In another context, I would have felt mortified. But this was a different world, one with an erotic charge that ran through the town like invisible electricity, as free of moral censure as one could imagine. We are humans, humans like sex, look there are available young women everywhere in this town, live a little. If there are complications later, let's face it, that's life, everyone here has such problems. But in a place like this, how could you possibly hide them? Everyone knows what everyone else is up to here, and it's not always pretty. They bring their problems to Martha, no matter what they do she still loves them, she comforts them, she forgives them.

Romy turned out to be a petite woman in her early twenties, who looked like she might have come from the Indian subcontinent (yes, there did indeed seem to be people from every continent in this town). She seemed startled to be summoned with such alacrity, and as soon as she came through the door blurted out "You wanted me?" The oddness of the situation flashed through my mind - I realized later this was the first strip show I had ever seen in the flesh, and not in some Hollywood movie - then after a moment's hesitation, I offered a somewhat hesitant "yes". This established a certain matter of factness for the events that followed. She took me to a curtained off back room with a sofa, put on some music and did a well practiced dance, shedding her top but leaving on her skirt and stockings. I looked her in the eye, feeling that it would somehow be improper to let my gaze wander over her body, that this would reduce her to an object and this would be a travesty.

Yet the sight of her naked breasts provoked an impulse to want to touch her, which was just as soon trampled down by the superior forces of my conscience listing the multitude of reasons why this was just not gonna happen. That's not to deny that my imagination was laying out what might happen if I did try to take things further, as if I was a screenwriter grappling with a movie plot. Realizing that the story would inevitably involve an ever increasing outlay of cash (for this striptease, like all services offered in the town, had its price tag) which would surely correspond exactly and uncannily to the increasing damage this would do to our lives and to our souls, wrapping this one up at the first opportunity was a no brainer. She asked me if I had liked it, and I told her I had. But, genuine as it was, it was the compliment of a man who felt a responsibility to handle the feelings of a vulnerable young woman with care. I paid my two Euros, smiled and left.

(I saw her the next morning in the restaurant - a look of shock flashed across her face, which she tried to cover up with a bright "good morning". She was ashamed.
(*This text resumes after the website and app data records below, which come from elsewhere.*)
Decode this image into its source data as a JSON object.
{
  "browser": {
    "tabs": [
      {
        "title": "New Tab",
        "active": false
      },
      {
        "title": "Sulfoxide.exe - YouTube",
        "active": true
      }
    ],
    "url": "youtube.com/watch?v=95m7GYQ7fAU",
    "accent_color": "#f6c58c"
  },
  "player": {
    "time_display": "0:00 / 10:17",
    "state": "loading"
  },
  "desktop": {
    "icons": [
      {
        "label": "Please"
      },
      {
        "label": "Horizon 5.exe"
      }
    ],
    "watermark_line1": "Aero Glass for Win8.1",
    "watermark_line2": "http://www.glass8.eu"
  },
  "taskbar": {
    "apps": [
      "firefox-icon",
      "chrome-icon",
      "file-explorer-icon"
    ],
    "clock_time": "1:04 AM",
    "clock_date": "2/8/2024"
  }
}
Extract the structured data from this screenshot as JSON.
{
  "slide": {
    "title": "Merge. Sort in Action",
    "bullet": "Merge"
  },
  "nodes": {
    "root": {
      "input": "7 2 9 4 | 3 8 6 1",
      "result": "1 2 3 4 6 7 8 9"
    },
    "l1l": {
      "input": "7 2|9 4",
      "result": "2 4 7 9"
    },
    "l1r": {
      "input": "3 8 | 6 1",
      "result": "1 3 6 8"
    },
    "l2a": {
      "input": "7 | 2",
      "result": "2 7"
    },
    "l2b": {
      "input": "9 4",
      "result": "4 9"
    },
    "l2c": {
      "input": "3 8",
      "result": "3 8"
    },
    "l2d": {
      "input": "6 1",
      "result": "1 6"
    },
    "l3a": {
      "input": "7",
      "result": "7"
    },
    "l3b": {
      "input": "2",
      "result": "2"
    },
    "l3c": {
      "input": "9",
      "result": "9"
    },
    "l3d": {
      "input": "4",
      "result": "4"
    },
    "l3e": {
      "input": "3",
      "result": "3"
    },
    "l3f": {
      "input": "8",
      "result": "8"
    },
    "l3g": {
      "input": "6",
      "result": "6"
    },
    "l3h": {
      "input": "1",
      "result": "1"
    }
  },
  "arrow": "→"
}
How similar had her response been to mine?)

I spent the early hours at the bar, flirting innocuously with a young officer named Rosanna Lando who seemed to be from Ireland - she denied this when I suggested it, and claimed instead to be from some obscure place named Inishmoor. The buses were on strike, and it would be a long walk home, so I decided to take advantage of the general offer to bed down for the night somewhere in the town. After a mini dispute over the status of my entry pass, officer Lando and her colleague gave me the necessary stamp, and Joseph directed me to one of the rooms next to Martha’s, an alcove with a sloping roof made of dirty cracked fiberglass which had mattresses covering the floor. An hour or so later I was joined by four others - four men and a woman all crammed into this elevated loft, with Perry Como schmalz and Peggy Lee sultryness and the sunset in Palm Springs version of "Sunrise, Sunset" blaring out incessantly from the speakers directly beneath. It was virtually impossible to sleep, and it was all strangely comforting.

I caught maybe three hours’ shut eye. But I was happy. Somehow, through all the frustration and vague sense of apartness, I felt that the town had embraced me. I’m thinking of going back, there’s a wedding on Wednesday and I’m invited.

No comments: